[Page and application data records]
▬▬▬▬▬▬

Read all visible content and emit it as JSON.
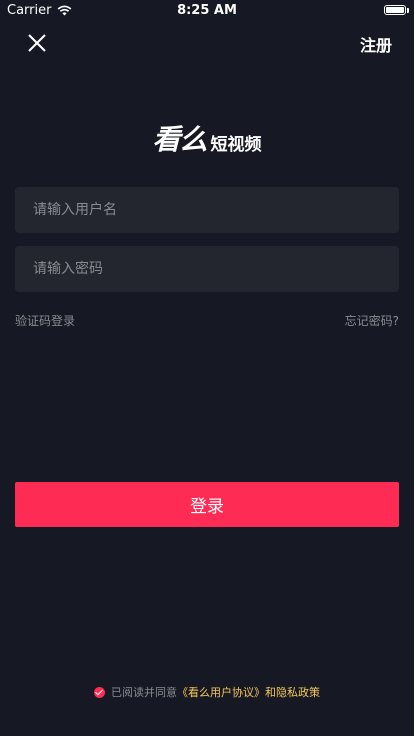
{
  "status_bar": {
    "carrier": "Carrier",
    "time": "8:25 AM"
  },
  "header": {
    "register_label": "注册",
    "close_icon": "close-icon"
  },
  "logo": {
    "main": "看么",
    "sub": "短视频"
  },
  "form": {
    "username_placeholder": "请输入用户名",
    "password_placeholder": "请输入密码"
  },
  "links": {
    "sms_login": "验证码登录",
    "forgot_password": "忘记密码?"
  },
  "login_button": "登录",
  "agreement": {
    "prefix": "已阅读并同意",
    "user_agreement": "《看么用户协议》",
    "conjunction": "和",
    "privacy": "隐私政策"
  },
  "colors": {
    "background": "#161823",
    "input_bg": "#23252f",
    "accent": "#fe2c55",
    "agreement_highlight": "#f5c95b"
  }
}
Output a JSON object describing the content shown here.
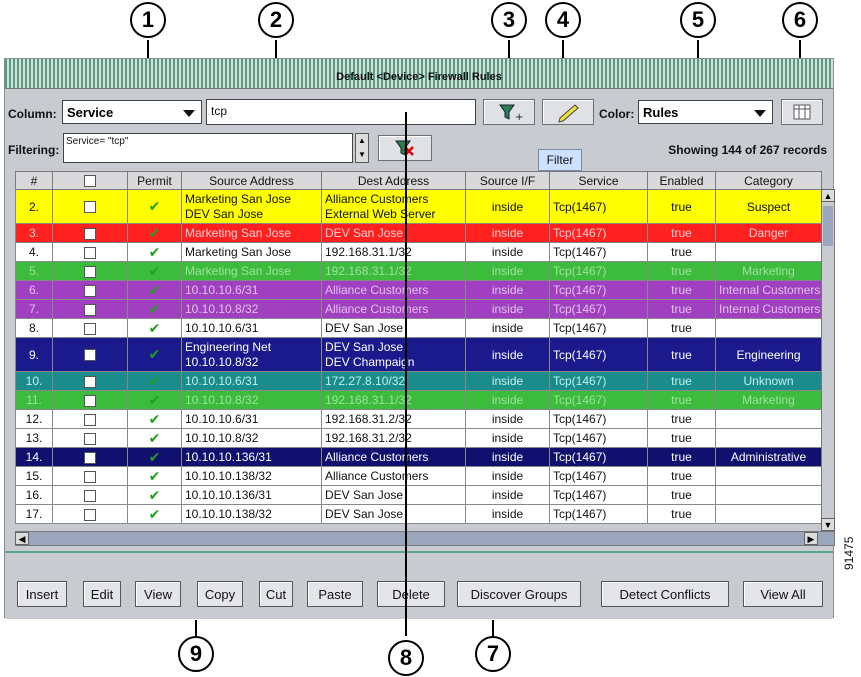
{
  "window": {
    "title": "Default <Device> Firewall Rules"
  },
  "toolbar": {
    "column_label": "Column:",
    "column_value": "Service",
    "filter_text": "tcp",
    "color_label": "Color:",
    "color_value": "Rules",
    "filtering_label": "Filtering:",
    "filtering_expr": "Service= \"tcp\"",
    "tooltip": "Filter",
    "status": "Showing 144 of 267 records"
  },
  "table": {
    "headers": [
      "#",
      "",
      "Permit",
      "Source Address",
      "Dest Address",
      "Source I/F",
      "Service",
      "Enabled",
      "Category"
    ],
    "rows": [
      {
        "num": "2.",
        "src": [
          "Marketing San Jose",
          "DEV San Jose"
        ],
        "dst": [
          "Alliance Customers",
          "External Web Server"
        ],
        "if": "inside",
        "svc": "Tcp(1467)",
        "en": "true",
        "cat": "Suspect",
        "bg": "#ffff00",
        "fg": "#111111",
        "tall": true
      },
      {
        "num": "3.",
        "src": [
          "Marketing San Jose"
        ],
        "dst": [
          "DEV San Jose"
        ],
        "if": "inside",
        "svc": "Tcp(1467)",
        "en": "true",
        "cat": "Danger",
        "bg": "#ff2020",
        "fg": "#ffd0d0"
      },
      {
        "num": "4.",
        "src": [
          "Marketing San Jose"
        ],
        "dst": [
          "192.168.31.1/32"
        ],
        "if": "inside",
        "svc": "Tcp(1467)",
        "en": "true",
        "cat": "",
        "bg": "#ffffff",
        "fg": "#111111"
      },
      {
        "num": "5.",
        "src": [
          "Marketing San Jose"
        ],
        "dst": [
          "192.168.31.1/32"
        ],
        "if": "inside",
        "svc": "Tcp(1467)",
        "en": "true",
        "cat": "Marketing",
        "bg": "#3dbb3d",
        "fg": "#9fe09f"
      },
      {
        "num": "6.",
        "src": [
          "10.10.10.6/31"
        ],
        "dst": [
          "Alliance Customers"
        ],
        "if": "inside",
        "svc": "Tcp(1467)",
        "en": "true",
        "cat": "Internal Customers",
        "bg": "#a040c0",
        "fg": "#e0c0f0"
      },
      {
        "num": "7.",
        "src": [
          "10.10.10.8/32"
        ],
        "dst": [
          "Alliance Customers"
        ],
        "if": "inside",
        "svc": "Tcp(1467)",
        "en": "true",
        "cat": "Internal Customers",
        "bg": "#a040c0",
        "fg": "#e0c0f0"
      },
      {
        "num": "8.",
        "src": [
          "10.10.10.6/31"
        ],
        "dst": [
          "DEV San Jose"
        ],
        "if": "inside",
        "svc": "Tcp(1467)",
        "en": "true",
        "cat": "",
        "bg": "#ffffff",
        "fg": "#111111"
      },
      {
        "num": "9.",
        "src": [
          "Engineering Net",
          "10.10.10.8/32"
        ],
        "dst": [
          "DEV San Jose",
          "DEV Champaign"
        ],
        "if": "inside",
        "svc": "Tcp(1467)",
        "en": "true",
        "cat": "Engineering",
        "bg": "#1a1a8c",
        "fg": "#ffffff",
        "tall": true
      },
      {
        "num": "10.",
        "src": [
          "10.10.10.6/31"
        ],
        "dst": [
          "172.27.8.10/32"
        ],
        "if": "inside",
        "svc": "Tcp(1467)",
        "en": "true",
        "cat": "Unknown",
        "bg": "#1a8c8c",
        "fg": "#c0f0f0"
      },
      {
        "num": "11.",
        "src": [
          "10.10.10.8/32"
        ],
        "dst": [
          "192.168.31.1/32"
        ],
        "if": "inside",
        "svc": "Tcp(1467)",
        "en": "true",
        "cat": "Marketing",
        "bg": "#3dbb3d",
        "fg": "#9fe09f"
      },
      {
        "num": "12.",
        "src": [
          "10.10.10.6/31"
        ],
        "dst": [
          "192.168.31.2/32"
        ],
        "if": "inside",
        "svc": "Tcp(1467)",
        "en": "true",
        "cat": "",
        "bg": "#ffffff",
        "fg": "#111111"
      },
      {
        "num": "13.",
        "src": [
          "10.10.10.8/32"
        ],
        "dst": [
          "192.168.31.2/32"
        ],
        "if": "inside",
        "svc": "Tcp(1467)",
        "en": "true",
        "cat": "",
        "bg": "#ffffff",
        "fg": "#111111"
      },
      {
        "num": "14.",
        "src": [
          "10.10.10.136/31"
        ],
        "dst": [
          "Alliance Customers"
        ],
        "if": "inside",
        "svc": "Tcp(1467)",
        "en": "true",
        "cat": "Administrative",
        "bg": "#10106e",
        "fg": "#ffffff"
      },
      {
        "num": "15.",
        "src": [
          "10.10.10.138/32"
        ],
        "dst": [
          "Alliance Customers"
        ],
        "if": "inside",
        "svc": "Tcp(1467)",
        "en": "true",
        "cat": "",
        "bg": "#ffffff",
        "fg": "#111111"
      },
      {
        "num": "16.",
        "src": [
          "10.10.10.136/31"
        ],
        "dst": [
          "DEV San Jose"
        ],
        "if": "inside",
        "svc": "Tcp(1467)",
        "en": "true",
        "cat": "",
        "bg": "#ffffff",
        "fg": "#111111"
      },
      {
        "num": "17.",
        "src": [
          "10.10.10.138/32"
        ],
        "dst": [
          "DEV San Jose"
        ],
        "if": "inside",
        "svc": "Tcp(1467)",
        "en": "true",
        "cat": "",
        "bg": "#ffffff",
        "fg": "#111111"
      }
    ]
  },
  "buttons": {
    "insert": "Insert",
    "edit": "Edit",
    "view": "View",
    "copy": "Copy",
    "cut": "Cut",
    "paste": "Paste",
    "delete": "Delete",
    "discover": "Discover Groups",
    "detect": "Detect Conflicts",
    "view_all": "View All"
  },
  "callouts": [
    "1",
    "2",
    "3",
    "4",
    "5",
    "6",
    "7",
    "8",
    "9"
  ],
  "figure_number": "91475"
}
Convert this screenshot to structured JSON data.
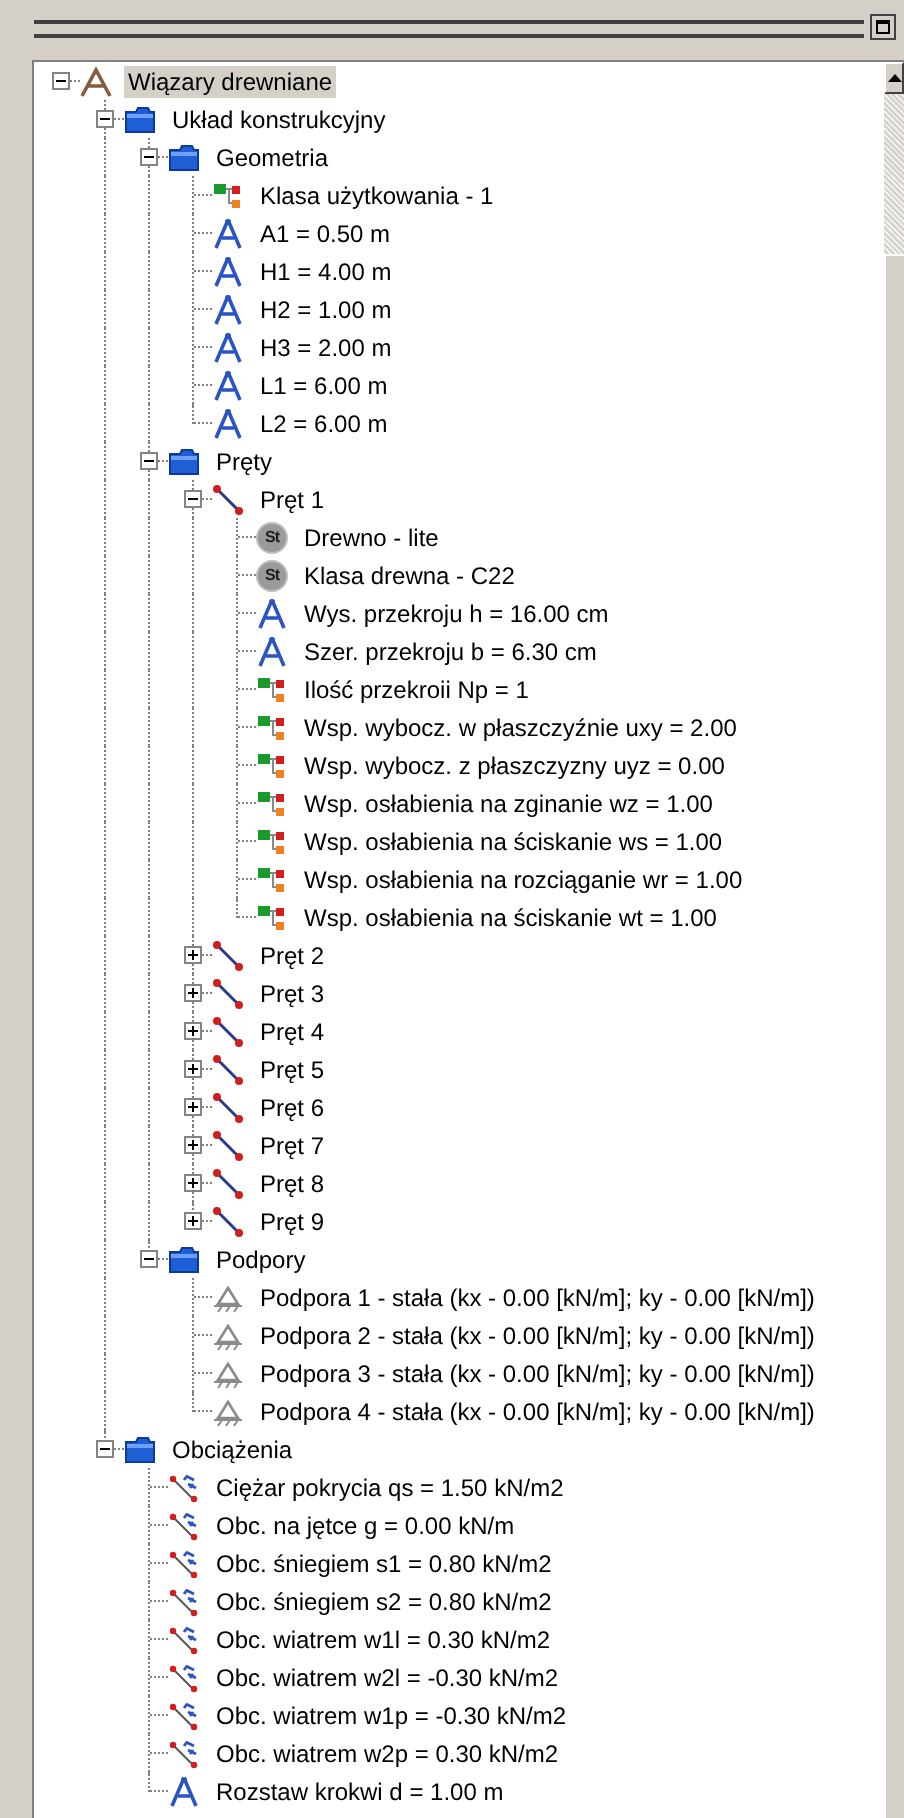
{
  "tree": [
    {
      "label": "Wiązary drewniane",
      "kind": "truss",
      "selected": true,
      "expanded": true,
      "children": [
        {
          "label": "Układ konstrukcyjny",
          "kind": "folder",
          "selected": false,
          "expanded": true,
          "children": [
            {
              "label": "Geometria",
              "kind": "folder",
              "selected": false,
              "expanded": true,
              "children": [
                {
                  "label": "Klasa użytkowania - 1",
                  "kind": "param",
                  "selected": false
                },
                {
                  "label": "A1 = 0.50 m",
                  "kind": "dimension",
                  "selected": false
                },
                {
                  "label": "H1 = 4.00 m",
                  "kind": "dimension",
                  "selected": false
                },
                {
                  "label": "H2 = 1.00 m",
                  "kind": "dimension",
                  "selected": false
                },
                {
                  "label": "H3 = 2.00 m",
                  "kind": "dimension",
                  "selected": false
                },
                {
                  "label": "L1 = 6.00 m",
                  "kind": "dimension",
                  "selected": false
                },
                {
                  "label": "L2 = 6.00 m",
                  "kind": "dimension",
                  "selected": false
                }
              ]
            },
            {
              "label": "Pręty",
              "kind": "folder",
              "selected": false,
              "expanded": true,
              "children": [
                {
                  "label": "Pręt 1",
                  "kind": "bar",
                  "selected": false,
                  "expanded": true,
                  "children": [
                    {
                      "label": "Drewno - lite",
                      "kind": "material",
                      "badge": "St",
                      "selected": false
                    },
                    {
                      "label": "Klasa drewna - C22",
                      "kind": "material",
                      "badge": "St",
                      "selected": false
                    },
                    {
                      "label": "Wys. przekroju h = 16.00 cm",
                      "kind": "dimension",
                      "selected": false
                    },
                    {
                      "label": "Szer. przekroju b = 6.30 cm",
                      "kind": "dimension",
                      "selected": false
                    },
                    {
                      "label": "Ilość przekroii Np = 1",
                      "kind": "param",
                      "selected": false
                    },
                    {
                      "label": "Wsp. wybocz. w płaszczyźnie uxy = 2.00",
                      "kind": "param",
                      "selected": false
                    },
                    {
                      "label": "Wsp. wybocz. z płaszczyzny uyz = 0.00",
                      "kind": "param",
                      "selected": false
                    },
                    {
                      "label": "Wsp. osłabienia na zginanie wz = 1.00",
                      "kind": "param",
                      "selected": false
                    },
                    {
                      "label": "Wsp. osłabienia na ściskanie ws = 1.00",
                      "kind": "param",
                      "selected": false
                    },
                    {
                      "label": "Wsp. osłabienia na rozciąganie wr = 1.00",
                      "kind": "param",
                      "selected": false
                    },
                    {
                      "label": "Wsp. osłabienia na ściskanie wt = 1.00",
                      "kind": "param",
                      "selected": false
                    }
                  ]
                },
                {
                  "label": "Pręt 2",
                  "kind": "bar",
                  "selected": false,
                  "expanded": false
                },
                {
                  "label": "Pręt 3",
                  "kind": "bar",
                  "selected": false,
                  "expanded": false
                },
                {
                  "label": "Pręt 4",
                  "kind": "bar",
                  "selected": false,
                  "expanded": false
                },
                {
                  "label": "Pręt 5",
                  "kind": "bar",
                  "selected": false,
                  "expanded": false
                },
                {
                  "label": "Pręt 6",
                  "kind": "bar",
                  "selected": false,
                  "expanded": false
                },
                {
                  "label": "Pręt 7",
                  "kind": "bar",
                  "selected": false,
                  "expanded": false
                },
                {
                  "label": "Pręt 8",
                  "kind": "bar",
                  "selected": false,
                  "expanded": false
                },
                {
                  "label": "Pręt 9",
                  "kind": "bar",
                  "selected": false,
                  "expanded": false
                }
              ]
            },
            {
              "label": "Podpory",
              "kind": "folder",
              "selected": false,
              "expanded": true,
              "children": [
                {
                  "label": "Podpora 1 - stała (kx - 0.00 [kN/m];  ky - 0.00 [kN/m])",
                  "kind": "support",
                  "selected": false
                },
                {
                  "label": "Podpora 2 - stała (kx - 0.00 [kN/m];  ky - 0.00 [kN/m])",
                  "kind": "support",
                  "selected": false
                },
                {
                  "label": "Podpora 3 - stała (kx - 0.00 [kN/m];  ky - 0.00 [kN/m])",
                  "kind": "support",
                  "selected": false
                },
                {
                  "label": "Podpora 4 - stała (kx - 0.00 [kN/m];  ky - 0.00 [kN/m])",
                  "kind": "support",
                  "selected": false
                }
              ]
            }
          ]
        },
        {
          "label": "Obciążenia",
          "kind": "folder",
          "selected": false,
          "expanded": true,
          "children": [
            {
              "label": "Ciężar pokrycia qs = 1.50 kN/m2",
              "kind": "load",
              "selected": false
            },
            {
              "label": "Obc. na jętce g = 0.00 kN/m",
              "kind": "load",
              "selected": false
            },
            {
              "label": "Obc. śniegiem s1 = 0.80 kN/m2",
              "kind": "load",
              "selected": false
            },
            {
              "label": "Obc. śniegiem s2 = 0.80 kN/m2",
              "kind": "load",
              "selected": false
            },
            {
              "label": "Obc. wiatrem w1l = 0.30 kN/m2",
              "kind": "load",
              "selected": false
            },
            {
              "label": "Obc. wiatrem w2l = -0.30 kN/m2",
              "kind": "load",
              "selected": false
            },
            {
              "label": "Obc. wiatrem w1p = -0.30 kN/m2",
              "kind": "load",
              "selected": false
            },
            {
              "label": "Obc. wiatrem w2p = 0.30 kN/m2",
              "kind": "load",
              "selected": false
            },
            {
              "label": "Rozstaw krokwi d = 1.00 m",
              "kind": "dimension",
              "selected": false
            }
          ]
        }
      ]
    }
  ]
}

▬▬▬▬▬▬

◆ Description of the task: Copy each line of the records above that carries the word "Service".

◆ Response below:
    "column_value": "Service",
    "filtering_expr": "Service= \"tcp\"",
      "Service",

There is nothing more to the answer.